Task material below:
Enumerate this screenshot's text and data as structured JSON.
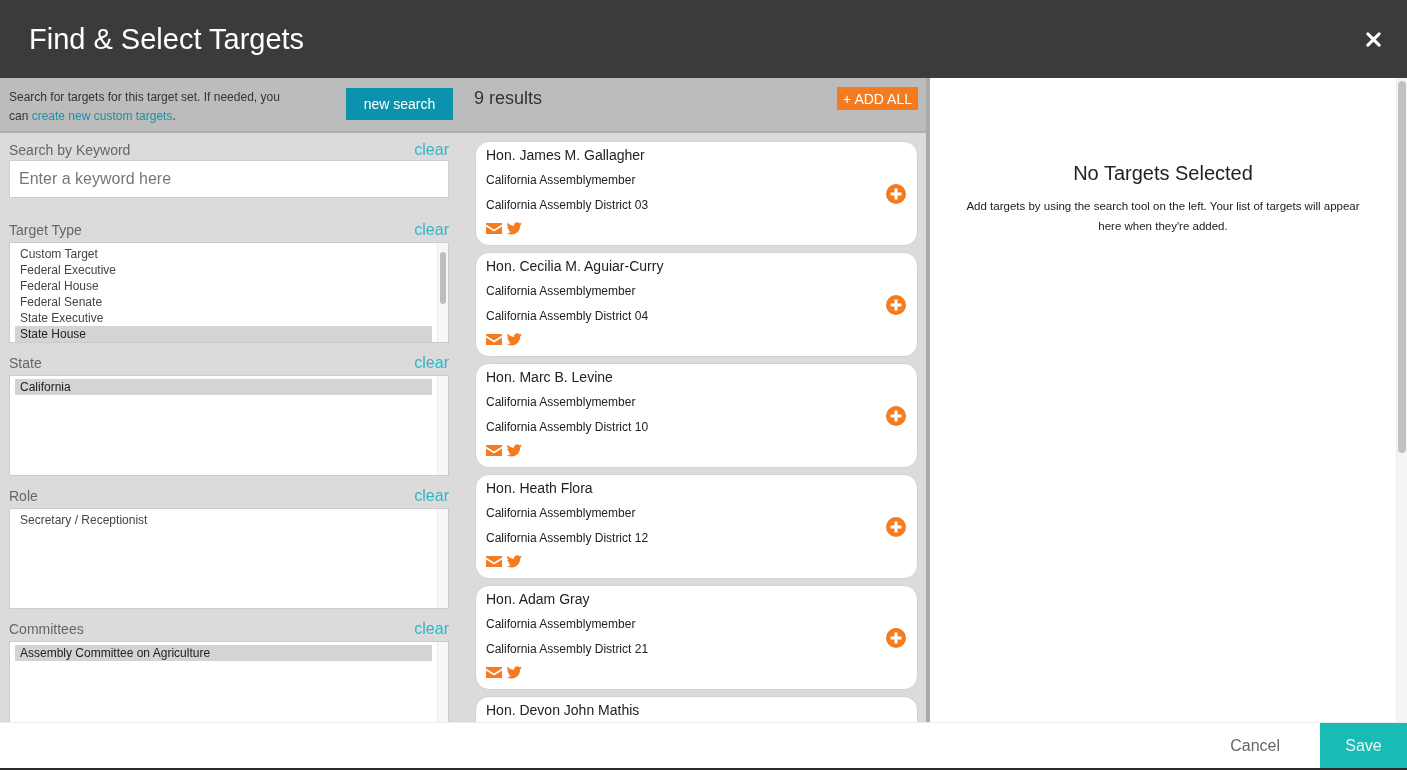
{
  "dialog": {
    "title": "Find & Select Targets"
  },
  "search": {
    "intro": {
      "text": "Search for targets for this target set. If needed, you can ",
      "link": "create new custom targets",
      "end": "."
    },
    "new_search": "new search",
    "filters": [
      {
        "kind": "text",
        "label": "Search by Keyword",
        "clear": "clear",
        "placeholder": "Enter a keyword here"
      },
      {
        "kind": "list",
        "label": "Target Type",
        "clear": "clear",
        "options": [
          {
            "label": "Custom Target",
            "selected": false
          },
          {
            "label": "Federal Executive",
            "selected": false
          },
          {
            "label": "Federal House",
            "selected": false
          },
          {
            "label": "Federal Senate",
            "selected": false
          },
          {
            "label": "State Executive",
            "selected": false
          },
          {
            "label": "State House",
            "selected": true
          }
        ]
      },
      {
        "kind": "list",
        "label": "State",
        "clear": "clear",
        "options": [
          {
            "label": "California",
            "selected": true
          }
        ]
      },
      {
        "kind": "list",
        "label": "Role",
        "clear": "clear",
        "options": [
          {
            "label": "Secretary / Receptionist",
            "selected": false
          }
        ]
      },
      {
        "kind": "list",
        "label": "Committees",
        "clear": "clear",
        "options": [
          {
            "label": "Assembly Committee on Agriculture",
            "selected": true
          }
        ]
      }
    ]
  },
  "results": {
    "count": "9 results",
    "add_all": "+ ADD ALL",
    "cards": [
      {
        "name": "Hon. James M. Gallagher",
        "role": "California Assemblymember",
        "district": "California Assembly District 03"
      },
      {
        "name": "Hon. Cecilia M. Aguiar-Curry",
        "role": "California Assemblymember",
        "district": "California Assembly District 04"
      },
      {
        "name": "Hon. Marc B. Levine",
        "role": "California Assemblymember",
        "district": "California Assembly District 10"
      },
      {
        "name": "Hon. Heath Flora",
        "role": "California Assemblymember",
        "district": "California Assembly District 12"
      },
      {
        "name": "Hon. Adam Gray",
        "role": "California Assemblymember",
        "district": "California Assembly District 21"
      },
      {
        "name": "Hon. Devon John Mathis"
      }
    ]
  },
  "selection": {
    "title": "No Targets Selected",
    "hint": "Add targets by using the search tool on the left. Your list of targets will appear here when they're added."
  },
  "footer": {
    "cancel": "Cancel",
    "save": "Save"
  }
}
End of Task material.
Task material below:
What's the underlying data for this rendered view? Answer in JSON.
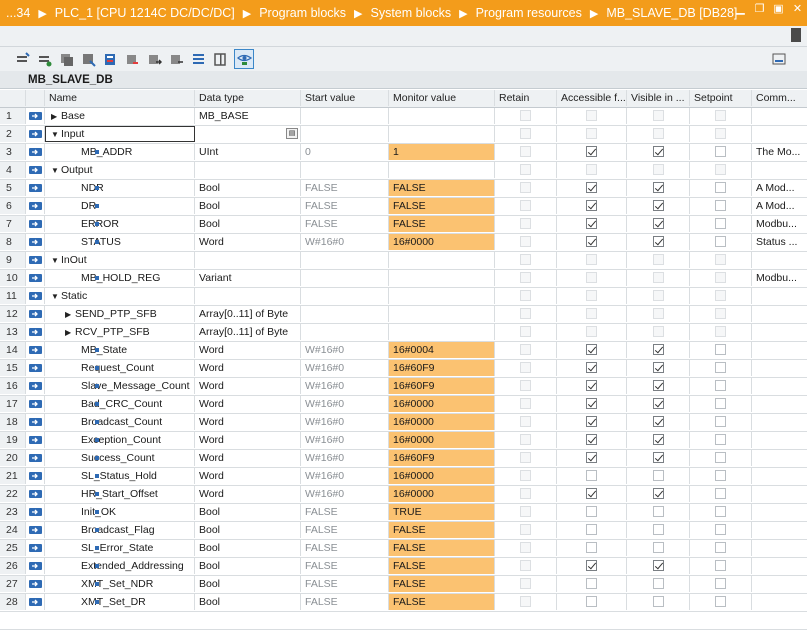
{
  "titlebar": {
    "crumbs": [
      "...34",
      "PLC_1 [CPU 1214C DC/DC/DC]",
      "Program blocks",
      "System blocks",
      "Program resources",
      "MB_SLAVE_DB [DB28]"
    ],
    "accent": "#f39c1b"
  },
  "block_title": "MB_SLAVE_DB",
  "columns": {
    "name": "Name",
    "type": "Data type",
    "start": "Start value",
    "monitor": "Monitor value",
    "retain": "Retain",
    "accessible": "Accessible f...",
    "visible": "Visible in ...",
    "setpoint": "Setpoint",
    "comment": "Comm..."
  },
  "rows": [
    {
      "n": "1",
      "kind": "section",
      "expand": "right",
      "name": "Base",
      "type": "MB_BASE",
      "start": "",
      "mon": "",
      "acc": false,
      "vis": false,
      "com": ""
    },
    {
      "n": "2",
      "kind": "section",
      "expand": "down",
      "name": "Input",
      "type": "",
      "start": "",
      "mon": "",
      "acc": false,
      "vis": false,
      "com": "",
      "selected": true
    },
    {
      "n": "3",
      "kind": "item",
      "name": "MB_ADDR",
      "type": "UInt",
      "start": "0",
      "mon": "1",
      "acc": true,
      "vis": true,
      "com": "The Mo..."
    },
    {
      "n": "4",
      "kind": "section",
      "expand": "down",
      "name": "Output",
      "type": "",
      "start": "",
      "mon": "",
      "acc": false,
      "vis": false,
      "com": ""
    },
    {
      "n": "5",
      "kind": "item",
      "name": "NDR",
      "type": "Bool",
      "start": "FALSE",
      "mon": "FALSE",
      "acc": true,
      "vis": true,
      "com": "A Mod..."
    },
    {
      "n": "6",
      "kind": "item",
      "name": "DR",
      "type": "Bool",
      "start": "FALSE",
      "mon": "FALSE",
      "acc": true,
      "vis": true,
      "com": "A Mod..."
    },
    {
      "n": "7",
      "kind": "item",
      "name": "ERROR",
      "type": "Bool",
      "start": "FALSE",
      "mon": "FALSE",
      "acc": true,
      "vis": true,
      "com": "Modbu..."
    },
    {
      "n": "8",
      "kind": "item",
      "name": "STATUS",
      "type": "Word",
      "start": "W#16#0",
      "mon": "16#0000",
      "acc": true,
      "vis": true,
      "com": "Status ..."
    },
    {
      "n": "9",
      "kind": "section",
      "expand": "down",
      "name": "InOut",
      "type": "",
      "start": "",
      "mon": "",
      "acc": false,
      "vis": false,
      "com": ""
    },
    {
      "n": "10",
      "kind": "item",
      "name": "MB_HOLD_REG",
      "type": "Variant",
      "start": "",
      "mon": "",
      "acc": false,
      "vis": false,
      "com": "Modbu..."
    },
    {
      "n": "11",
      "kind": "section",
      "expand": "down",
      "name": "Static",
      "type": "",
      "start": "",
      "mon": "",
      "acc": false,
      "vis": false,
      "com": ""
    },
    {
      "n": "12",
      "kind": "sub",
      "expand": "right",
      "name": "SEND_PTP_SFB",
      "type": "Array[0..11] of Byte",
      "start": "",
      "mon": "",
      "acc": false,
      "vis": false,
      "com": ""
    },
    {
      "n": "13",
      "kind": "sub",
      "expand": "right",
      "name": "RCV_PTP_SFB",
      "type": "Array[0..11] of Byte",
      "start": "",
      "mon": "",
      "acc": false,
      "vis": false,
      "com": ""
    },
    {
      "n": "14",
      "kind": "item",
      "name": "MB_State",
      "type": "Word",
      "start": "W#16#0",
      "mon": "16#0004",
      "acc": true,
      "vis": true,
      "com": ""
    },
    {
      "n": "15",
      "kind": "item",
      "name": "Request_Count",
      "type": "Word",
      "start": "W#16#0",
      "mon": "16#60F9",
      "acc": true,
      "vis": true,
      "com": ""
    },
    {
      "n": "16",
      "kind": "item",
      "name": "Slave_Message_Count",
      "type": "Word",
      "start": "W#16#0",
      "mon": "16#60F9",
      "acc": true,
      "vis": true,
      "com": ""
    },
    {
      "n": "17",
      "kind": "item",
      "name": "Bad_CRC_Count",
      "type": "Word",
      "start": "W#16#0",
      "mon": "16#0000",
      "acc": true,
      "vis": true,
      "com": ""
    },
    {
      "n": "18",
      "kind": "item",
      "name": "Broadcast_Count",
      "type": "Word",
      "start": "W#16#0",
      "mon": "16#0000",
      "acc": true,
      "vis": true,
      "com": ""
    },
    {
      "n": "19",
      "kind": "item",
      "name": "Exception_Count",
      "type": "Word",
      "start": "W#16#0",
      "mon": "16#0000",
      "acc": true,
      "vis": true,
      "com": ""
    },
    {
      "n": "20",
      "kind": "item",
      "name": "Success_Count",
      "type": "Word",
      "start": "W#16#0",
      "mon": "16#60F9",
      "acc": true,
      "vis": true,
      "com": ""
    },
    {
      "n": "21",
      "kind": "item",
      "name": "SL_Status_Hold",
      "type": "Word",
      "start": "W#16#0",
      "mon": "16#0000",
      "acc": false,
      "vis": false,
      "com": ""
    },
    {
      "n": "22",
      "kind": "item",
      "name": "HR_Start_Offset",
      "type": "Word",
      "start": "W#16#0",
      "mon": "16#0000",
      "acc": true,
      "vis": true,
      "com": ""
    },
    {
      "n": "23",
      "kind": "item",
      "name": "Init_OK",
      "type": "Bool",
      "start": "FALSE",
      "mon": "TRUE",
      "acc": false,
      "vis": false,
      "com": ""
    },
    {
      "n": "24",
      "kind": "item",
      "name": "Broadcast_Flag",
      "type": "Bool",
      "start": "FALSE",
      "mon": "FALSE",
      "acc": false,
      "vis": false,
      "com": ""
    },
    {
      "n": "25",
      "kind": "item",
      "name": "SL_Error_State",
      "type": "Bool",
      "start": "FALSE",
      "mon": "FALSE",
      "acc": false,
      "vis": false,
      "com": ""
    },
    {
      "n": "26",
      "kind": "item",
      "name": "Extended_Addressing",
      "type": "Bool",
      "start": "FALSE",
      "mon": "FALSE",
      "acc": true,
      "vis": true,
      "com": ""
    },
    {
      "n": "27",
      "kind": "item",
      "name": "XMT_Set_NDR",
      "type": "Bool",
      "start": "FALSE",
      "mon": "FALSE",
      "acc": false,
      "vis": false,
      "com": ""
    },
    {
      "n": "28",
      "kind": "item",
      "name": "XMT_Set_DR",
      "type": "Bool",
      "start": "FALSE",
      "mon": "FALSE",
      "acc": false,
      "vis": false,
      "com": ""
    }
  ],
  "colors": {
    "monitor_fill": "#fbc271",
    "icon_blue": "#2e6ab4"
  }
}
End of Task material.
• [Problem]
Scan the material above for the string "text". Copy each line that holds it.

• [Result of this exercise]
Enumerate this screenshot's text and data as structured JSON.
      "text": "Search for targets for this target set. If needed, you can ",
        "kind": "text",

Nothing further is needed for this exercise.